People may describe feeling as though they are living in a dream, or as if they are cut off and not fully ‘present’ in the moment. People often feel dissociated or detached from the world and from other people, as well as their own personal history. They often describe feeling profoundly emotionally numb so that they feel almost robotic in their responses. They may also experience physical numbing and difficulty processing information as if their brain has ‘switched off’. Visual and perceptual disturbances are common too. Although these experiences are relatively common in the general population for very brief moments especially at times of stress, with the clinical condition of DPD these symptoms are persistent, get in the way of daily living and may last for years if the person does not receive help.

The main therapeutic approach for DPD is Cognitive Behavioural Therapy (CBT)
Treatment at The Depersonalisation Clinic starts with a comprehensive assessment during which the key factors that are likely to have led to the symptoms starting are identified, as well as any factors that might be perpetuating the symptoms. Cognitive Behavioural Therapy (CBT) has been shown to be effective in significantly reducing symptoms in two separate studies.
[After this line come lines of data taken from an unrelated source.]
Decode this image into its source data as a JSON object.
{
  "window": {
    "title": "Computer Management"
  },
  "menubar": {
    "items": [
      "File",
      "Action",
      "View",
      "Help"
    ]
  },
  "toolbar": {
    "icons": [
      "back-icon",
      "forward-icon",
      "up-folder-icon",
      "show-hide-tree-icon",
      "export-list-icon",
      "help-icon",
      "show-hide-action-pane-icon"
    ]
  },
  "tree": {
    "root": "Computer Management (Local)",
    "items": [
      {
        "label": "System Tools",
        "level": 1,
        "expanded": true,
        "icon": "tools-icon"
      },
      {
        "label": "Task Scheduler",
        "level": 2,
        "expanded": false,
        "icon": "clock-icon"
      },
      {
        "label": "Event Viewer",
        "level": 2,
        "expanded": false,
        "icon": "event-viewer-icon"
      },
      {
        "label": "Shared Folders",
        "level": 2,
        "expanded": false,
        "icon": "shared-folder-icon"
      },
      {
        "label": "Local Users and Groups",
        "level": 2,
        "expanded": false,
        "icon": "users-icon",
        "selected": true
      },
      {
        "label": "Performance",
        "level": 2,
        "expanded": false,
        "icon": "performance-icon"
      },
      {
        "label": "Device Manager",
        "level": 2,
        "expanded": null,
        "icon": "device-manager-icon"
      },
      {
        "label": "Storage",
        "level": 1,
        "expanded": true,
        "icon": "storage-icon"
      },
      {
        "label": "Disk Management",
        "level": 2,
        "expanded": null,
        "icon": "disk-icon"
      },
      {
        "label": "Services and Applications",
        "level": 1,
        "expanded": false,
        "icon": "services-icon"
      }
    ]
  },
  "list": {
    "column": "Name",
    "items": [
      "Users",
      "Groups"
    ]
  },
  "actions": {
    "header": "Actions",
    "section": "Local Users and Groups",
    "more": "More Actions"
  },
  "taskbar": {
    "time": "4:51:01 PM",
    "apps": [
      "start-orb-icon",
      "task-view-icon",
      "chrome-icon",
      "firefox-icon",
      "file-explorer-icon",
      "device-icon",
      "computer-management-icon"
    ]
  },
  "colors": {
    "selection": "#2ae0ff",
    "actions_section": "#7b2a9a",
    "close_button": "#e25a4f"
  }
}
CBT looks at how a person’s thought processes and behaviour may contribute to their difficulties and works to change unhelpful cycles into more helpful patterns. Treatment at The Depersonalisation Clinic may also use other types of therapies depending on what the individual needs. These might include Schema Therapy (where there is more of a focus on difficulties that originated in childhood), Mindfulness Based Cognitive Therapy and Trauma-focussed approaches.

I have talked to literally hundreds of people with DPD
I was able to help Sarah in her development of the piece because I am able to give an overall context to the detailed information that she might have got from specific people with lived experience. From hearing from so many people talk about their experiences of DPD I could talk about typical patterns in symptoms, what tends to trigger these and how people recover. I agreed to ask some of the people I knew with lived experience of DPD if they might be interested in talking to Sarah so she could get multiple perspectives which would give her piece more depth and validity.
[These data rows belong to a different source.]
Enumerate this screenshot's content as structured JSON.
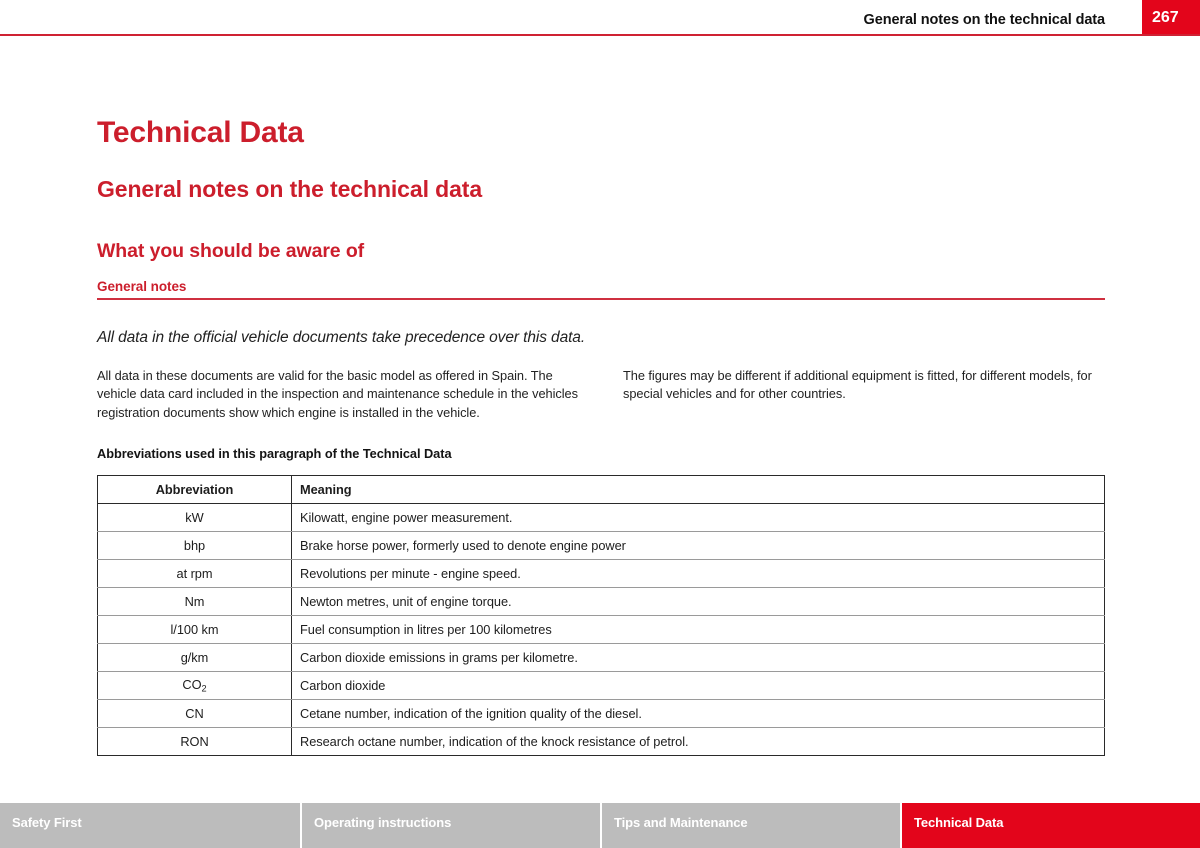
{
  "header": {
    "title": "General notes on the technical data",
    "page_number": "267",
    "accent_color": "#e3051b"
  },
  "titles": {
    "main": "Technical Data",
    "section": "General notes on the technical data",
    "subsection": "What you should be aware of"
  },
  "subhead": {
    "label": "General notes"
  },
  "intro": {
    "italic_note": "All data in the official vehicle documents take precedence over this data."
  },
  "body": {
    "left_column": "All data in these documents are valid for the basic model as offered in Spain. The vehicle data card included in the inspection and maintenance schedule in the vehicles registration documents show which engine is installed in the vehicle.",
    "right_column": "The figures may be different if additional equipment is fitted, for different models, for special vehicles and for other countries."
  },
  "table": {
    "caption": "Abbreviations used in this paragraph of the Technical Data",
    "headers": {
      "abbreviation": "Abbreviation",
      "meaning": "Meaning"
    },
    "rows": [
      {
        "abbreviation": "kW",
        "meaning": "Kilowatt, engine power measurement."
      },
      {
        "abbreviation": "bhp",
        "meaning": "Brake horse power, formerly used to denote engine power"
      },
      {
        "abbreviation": "at rpm",
        "meaning": "Revolutions per minute - engine speed."
      },
      {
        "abbreviation": "Nm",
        "meaning": "Newton metres, unit of engine torque."
      },
      {
        "abbreviation": "l/100 km",
        "meaning": "Fuel consumption in litres per 100 kilometres"
      },
      {
        "abbreviation": "g/km",
        "meaning": "Carbon dioxide emissions in grams per kilometre."
      },
      {
        "abbreviation": "CO2",
        "abbreviation_base": "CO",
        "abbreviation_sub": "2",
        "meaning": "Carbon dioxide"
      },
      {
        "abbreviation": "CN",
        "meaning": "Cetane number, indication of the ignition quality of the diesel."
      },
      {
        "abbreviation": "RON",
        "meaning": "Research octane number, indication of the knock resistance of petrol."
      }
    ]
  },
  "footer": {
    "tabs": [
      {
        "label": "Safety First",
        "active": false
      },
      {
        "label": "Operating instructions",
        "active": false
      },
      {
        "label": "Tips and Maintenance",
        "active": false
      },
      {
        "label": "Technical Data",
        "active": true
      }
    ]
  }
}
People with DPD who have seen the artwork have told me that it really gives a sense of what their experience is like
The piece is a beautiful visual representation of the sense of disconnection and fragmentation that people with DPD describe. I’m hoping that if people have had their own experiences of DPD they will be able to identify with it or if they have never encountered the condition before that it will spark their curiosity about DPD. Although DPD has been written about in the psychiatric literature since the 19th Century it is still not common in conversations about mental health - even amongst mental health professionals - and this is very unhelpful for those with the condition as well as for people like me who are trying to put pressure to increase resources for treatment and funding for research. Raising awareness and doing it in such an engaging way as Sarah has been able to do in her artwork really helps to start these conversations to get DPD better recognised and understood.
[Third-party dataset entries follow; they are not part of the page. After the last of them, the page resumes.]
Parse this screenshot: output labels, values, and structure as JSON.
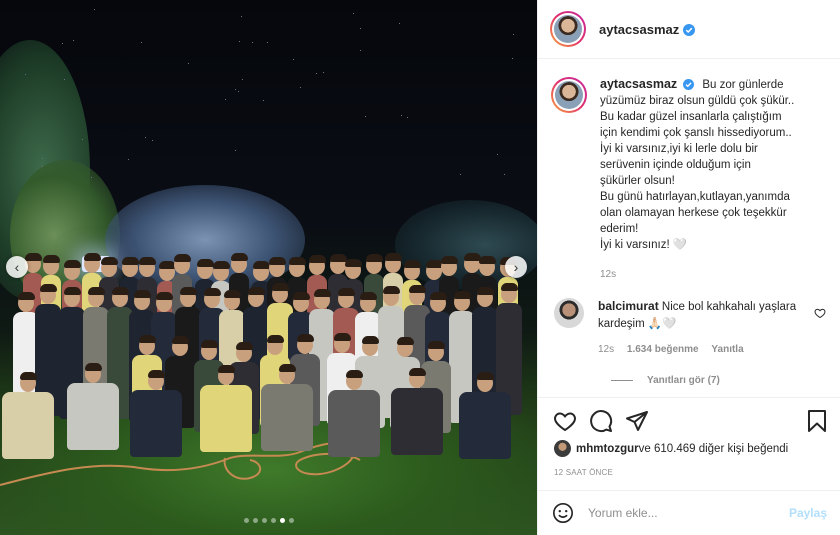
{
  "post": {
    "author": "aytacsasmaz",
    "caption_lines": [
      "Bu zor günlerde",
      "yüzümüz biraz olsun güldü çok şükür..",
      "Bu kadar güzel insanlarla çalıştığım",
      "için kendimi çok şanslı hissediyorum..",
      "İyi ki varsınız,iyi ki lerle dolu bir",
      "serüvenin içinde olduğum için",
      "şükürler olsun!",
      "Bu günü hatırlayan,kutlayan,yanımda",
      "olan olamayan herkese çok teşekkür",
      "ederim!",
      "İyi ki varsınız! 🤍"
    ],
    "caption_time": "12s",
    "posted_ago": "12 SAAT ÖNCE"
  },
  "comment": {
    "username": "balcimurat",
    "text": "Nice bol kahkahalı yaşlara kardeşim 🙏🏻🤍",
    "time": "12s",
    "likes": "1.634 beğenme",
    "reply": "Yanıtla",
    "see_replies": "Yanıtları gör (7)"
  },
  "likes": {
    "user": "mhmtozgur",
    "rest": " ve 610.469 diğer kişi beğendi"
  },
  "add_comment": {
    "placeholder": "Yorum ekle...",
    "post_label": "Paylaş"
  },
  "carousel": {
    "prev_glyph": "‹",
    "next_glyph": "›",
    "count": 6,
    "active_index": 4
  },
  "colors": {
    "verified": "#3897f0",
    "ring_start": "#f9a93a",
    "ring_end": "#c32aa3",
    "post_button": "#b2dffc"
  }
}
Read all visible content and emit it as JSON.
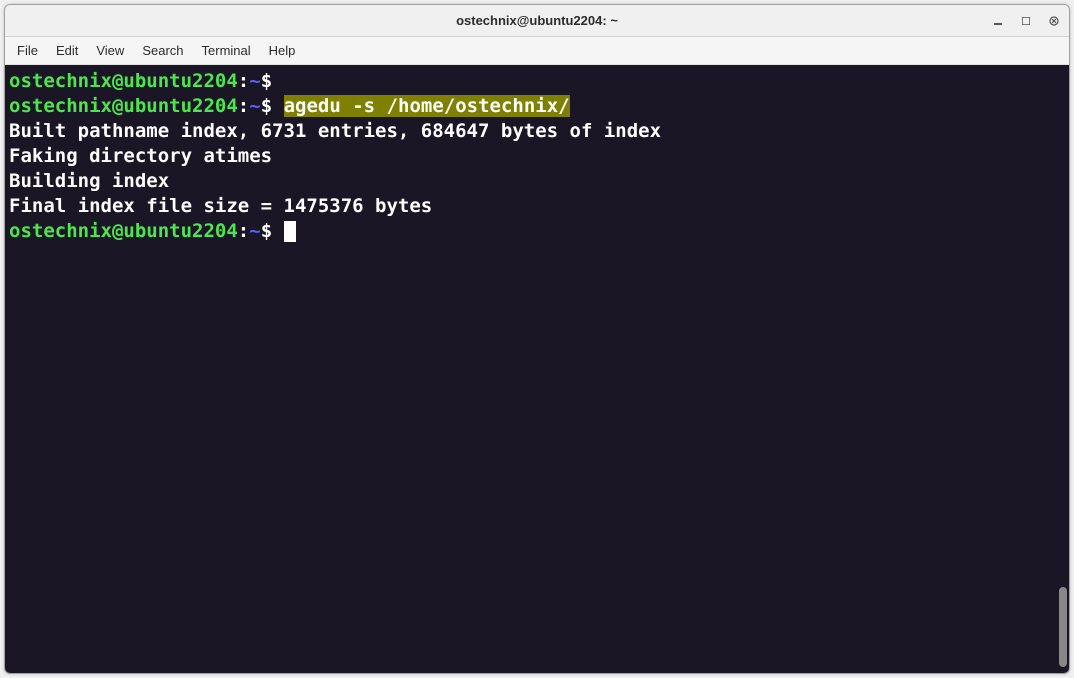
{
  "window": {
    "title": "ostechnix@ubuntu2204: ~"
  },
  "menubar": {
    "items": [
      "File",
      "Edit",
      "View",
      "Search",
      "Terminal",
      "Help"
    ]
  },
  "terminal": {
    "prompt": {
      "user": "ostechnix",
      "at": "@",
      "host": "ubuntu2204",
      "colon": ":",
      "path": "~",
      "dollar": "$"
    },
    "command": "agedu -s /home/ostechnix/",
    "output_lines": [
      "Built pathname index, 6731 entries, 684647 bytes of index",
      "Faking directory atimes",
      "Building index",
      "Final index file size = 1475376 bytes"
    ]
  }
}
Sarah Howe is a UK based artist whose installations situate still and moving image within sculptural space. Her work stands in the crossing between a material and psychological landscape, in a reach to illustrate heightened inner states. Howe is a graduate of the Royal College of Art, London. Recent exhibitions include Rehearsing the Real, Peckham24, London UK (2019) Present Tense, Matéria Gallery, Rome, Italy (2019) Lets go through this again, Portland Works, Sheffield UK (2019) and Consider Falling, Brighton ONCA Gallery, Brighton UK (2018) 

Elaine Hunter is a Consultant Clinical Psychologist who has been researching Depersonalisation-Derealisation Disorder (DPD) since 1999 in Kings College London’s Depersonalisation Research Unit at the Institute of Psychiatry, Psychology and Neuroscience. She also runs a specialist clinic in London where she offers assessment and therapy and is a Trustee of a new charity specifically for DPD called Unreal.